Modifies flags: None
Converts signed DWORD in EAX to a signed quad word in EDX:EAX by extending the high order bit of EAX throughout EDX
-----
IDIV - Signed Integer Division
Usage: IDIV src
Modifies flags: (AF,CF,OF,PF,SF,ZF undefined)
Signed binary division of accumulator by source. If source is a byte value, AX is divided by "src" and the quotient is stored in AL and the remainder in AH. If source is a word value, DX:AX is divided by "src", and the quotient is stored in AL and the remainder in DX.
Posted on 2002-07-09 10:50:27 by NervGaz
And for (I)DIV, if src is a DWORD (as it world be using ECX), the 64 bit value in EDX:EAX is divided by src, with the quotient placed in EAX and the remainder in EDX.

MASM32 comes with a quick opcode ref.
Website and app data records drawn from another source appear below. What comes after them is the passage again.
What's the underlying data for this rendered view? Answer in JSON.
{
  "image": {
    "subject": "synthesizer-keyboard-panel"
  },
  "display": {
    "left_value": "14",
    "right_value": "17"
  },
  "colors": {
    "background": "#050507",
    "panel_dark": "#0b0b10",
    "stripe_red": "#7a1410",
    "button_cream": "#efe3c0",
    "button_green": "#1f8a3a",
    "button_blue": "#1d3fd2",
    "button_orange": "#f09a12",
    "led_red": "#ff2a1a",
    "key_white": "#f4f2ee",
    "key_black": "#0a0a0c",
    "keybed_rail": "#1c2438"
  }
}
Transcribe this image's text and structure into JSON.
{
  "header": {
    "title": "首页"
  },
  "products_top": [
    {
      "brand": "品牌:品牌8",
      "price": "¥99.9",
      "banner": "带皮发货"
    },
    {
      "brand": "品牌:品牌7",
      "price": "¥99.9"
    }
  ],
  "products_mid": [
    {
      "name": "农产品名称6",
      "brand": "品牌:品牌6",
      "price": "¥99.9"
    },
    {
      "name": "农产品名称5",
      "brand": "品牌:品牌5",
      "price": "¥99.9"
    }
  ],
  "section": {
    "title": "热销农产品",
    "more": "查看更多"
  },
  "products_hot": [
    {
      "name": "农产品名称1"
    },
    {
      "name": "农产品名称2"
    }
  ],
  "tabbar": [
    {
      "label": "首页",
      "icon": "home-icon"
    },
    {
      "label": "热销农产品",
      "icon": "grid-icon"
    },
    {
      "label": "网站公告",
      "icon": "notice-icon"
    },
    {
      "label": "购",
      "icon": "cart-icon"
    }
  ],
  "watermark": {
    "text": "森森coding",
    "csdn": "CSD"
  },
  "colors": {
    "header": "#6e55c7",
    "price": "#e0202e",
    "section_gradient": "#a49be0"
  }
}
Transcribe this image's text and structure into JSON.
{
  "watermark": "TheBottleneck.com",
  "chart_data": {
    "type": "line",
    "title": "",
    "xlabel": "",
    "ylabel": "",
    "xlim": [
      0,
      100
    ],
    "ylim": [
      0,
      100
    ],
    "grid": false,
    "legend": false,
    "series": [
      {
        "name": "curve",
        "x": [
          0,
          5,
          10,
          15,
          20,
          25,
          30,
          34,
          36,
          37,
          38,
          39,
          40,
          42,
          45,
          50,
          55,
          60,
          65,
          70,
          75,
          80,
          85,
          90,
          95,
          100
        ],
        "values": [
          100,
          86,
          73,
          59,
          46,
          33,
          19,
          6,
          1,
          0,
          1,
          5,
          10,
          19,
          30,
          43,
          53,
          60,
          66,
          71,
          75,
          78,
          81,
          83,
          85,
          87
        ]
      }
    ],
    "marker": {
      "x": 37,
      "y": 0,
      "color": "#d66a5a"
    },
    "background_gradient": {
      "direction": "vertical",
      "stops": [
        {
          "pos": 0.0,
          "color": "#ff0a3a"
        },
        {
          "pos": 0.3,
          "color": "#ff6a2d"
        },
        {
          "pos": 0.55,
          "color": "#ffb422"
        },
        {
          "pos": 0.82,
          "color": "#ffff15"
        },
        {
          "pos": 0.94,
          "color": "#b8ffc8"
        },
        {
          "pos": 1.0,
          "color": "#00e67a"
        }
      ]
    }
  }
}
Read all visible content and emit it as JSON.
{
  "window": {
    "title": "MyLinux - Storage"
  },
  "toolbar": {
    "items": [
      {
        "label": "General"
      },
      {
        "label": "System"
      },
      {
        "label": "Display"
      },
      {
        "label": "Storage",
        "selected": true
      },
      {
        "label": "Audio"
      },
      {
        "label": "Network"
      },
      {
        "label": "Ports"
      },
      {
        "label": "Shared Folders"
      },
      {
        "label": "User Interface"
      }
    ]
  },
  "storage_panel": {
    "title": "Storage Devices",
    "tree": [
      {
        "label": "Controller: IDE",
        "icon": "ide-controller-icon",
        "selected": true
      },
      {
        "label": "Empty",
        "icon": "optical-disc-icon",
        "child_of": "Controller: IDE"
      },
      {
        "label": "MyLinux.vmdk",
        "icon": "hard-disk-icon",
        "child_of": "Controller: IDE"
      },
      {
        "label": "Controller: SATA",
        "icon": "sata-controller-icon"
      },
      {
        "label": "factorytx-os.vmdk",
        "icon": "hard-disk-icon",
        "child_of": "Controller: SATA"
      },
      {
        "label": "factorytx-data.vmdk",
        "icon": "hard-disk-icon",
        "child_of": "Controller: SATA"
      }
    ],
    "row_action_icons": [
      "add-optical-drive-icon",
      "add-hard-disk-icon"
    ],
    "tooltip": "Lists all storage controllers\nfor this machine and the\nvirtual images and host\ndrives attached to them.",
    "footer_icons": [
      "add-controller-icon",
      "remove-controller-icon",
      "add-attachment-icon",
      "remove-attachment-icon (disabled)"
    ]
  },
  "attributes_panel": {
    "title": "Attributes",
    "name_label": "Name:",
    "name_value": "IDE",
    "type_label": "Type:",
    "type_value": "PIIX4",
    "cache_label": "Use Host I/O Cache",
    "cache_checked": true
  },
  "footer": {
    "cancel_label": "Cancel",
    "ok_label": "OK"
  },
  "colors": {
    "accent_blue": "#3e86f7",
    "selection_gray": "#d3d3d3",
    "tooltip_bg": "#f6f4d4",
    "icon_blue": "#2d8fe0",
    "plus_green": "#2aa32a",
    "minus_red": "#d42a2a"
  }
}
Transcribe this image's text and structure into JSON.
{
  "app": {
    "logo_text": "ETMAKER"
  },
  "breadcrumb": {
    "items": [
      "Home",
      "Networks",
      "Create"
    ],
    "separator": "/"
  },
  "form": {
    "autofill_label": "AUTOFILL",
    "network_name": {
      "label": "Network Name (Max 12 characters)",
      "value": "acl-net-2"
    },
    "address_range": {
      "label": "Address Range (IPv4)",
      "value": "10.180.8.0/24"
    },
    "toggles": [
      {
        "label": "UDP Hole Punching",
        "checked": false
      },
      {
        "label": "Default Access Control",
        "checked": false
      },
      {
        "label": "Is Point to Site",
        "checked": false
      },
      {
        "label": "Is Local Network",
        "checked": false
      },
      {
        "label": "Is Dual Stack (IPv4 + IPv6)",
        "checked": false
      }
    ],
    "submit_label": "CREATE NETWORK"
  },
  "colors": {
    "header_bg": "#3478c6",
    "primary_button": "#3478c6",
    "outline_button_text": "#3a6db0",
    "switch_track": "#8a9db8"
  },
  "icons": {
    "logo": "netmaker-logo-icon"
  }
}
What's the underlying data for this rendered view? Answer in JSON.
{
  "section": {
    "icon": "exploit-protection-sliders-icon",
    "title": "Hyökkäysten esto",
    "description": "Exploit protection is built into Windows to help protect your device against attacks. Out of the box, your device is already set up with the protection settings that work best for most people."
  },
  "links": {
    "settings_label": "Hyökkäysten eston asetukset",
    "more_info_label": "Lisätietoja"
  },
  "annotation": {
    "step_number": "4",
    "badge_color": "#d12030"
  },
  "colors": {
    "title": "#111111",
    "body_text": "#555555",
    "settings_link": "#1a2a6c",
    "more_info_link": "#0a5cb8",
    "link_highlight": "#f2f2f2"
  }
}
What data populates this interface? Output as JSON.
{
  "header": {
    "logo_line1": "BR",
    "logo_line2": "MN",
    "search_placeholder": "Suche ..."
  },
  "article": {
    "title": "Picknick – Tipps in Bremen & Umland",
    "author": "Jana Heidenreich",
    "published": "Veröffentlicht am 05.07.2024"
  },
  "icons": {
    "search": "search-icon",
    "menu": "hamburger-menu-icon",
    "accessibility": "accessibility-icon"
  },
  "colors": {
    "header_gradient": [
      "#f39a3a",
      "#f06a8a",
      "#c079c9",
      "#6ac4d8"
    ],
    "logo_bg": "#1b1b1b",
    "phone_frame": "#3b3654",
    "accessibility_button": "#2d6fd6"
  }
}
Otherwise, tons of info on the Intel site. :)
Posted on 2002-07-09 17:47:50 by S/390
1 lea esi, offset name ; name is "chad"
2 movsx eax, byte ptr ; ebx is a counter( 0 the first time through ), so looking at c first
3 cdq
4 idiv ecx ; contains 0Ah

So the cdq statement puts all zero's in EDX, correct? Since 'c' is only 63h, it wouldn't be signed

If I am just messing around with characters, nothing binary, hy mess with all these signed opcodes? Isn't positive numbers most significant bit 0 and negitive numbers most significant bit 1 ( granted that the number is within the range, since 63h fits within the 32bit range it's most significant bit is 0 )

So if I divide by 0Ah, then 63h( 'c' ) / Ah, that would put 9 in eax and 9 in edx -- 99/10

I'm looking at somebody elses code and these are the only statements that are confusing me. :(

Thanks again,
gorshing

PS - I apologize for taking baby steps, but I have having a hard time with this, thanks
Posted on 2002-07-10 11:36:21 by gorshing
So the cdq statement puts all zero's in EDX, correct? Since 'c' is only 63h, it wouldn't be signed
Yes, if it's sign it will be 0FFFFFFFFh.
So if I divide by 0Ah, then 63h( 'c' ) / Ah, that would put 9 in eax and 9 in edx -- 99/10
Yep.

Instead of using cdq you can use sar edx, 1Fh since on some "older cpus" cdq is slow.
mov edx, eax

sar edx, 1Fh
Also it's a rule to use cdq or sar when using idiv and use xor edx, edx for div.
Posted on 2002-07-10 12:19:05 by stryker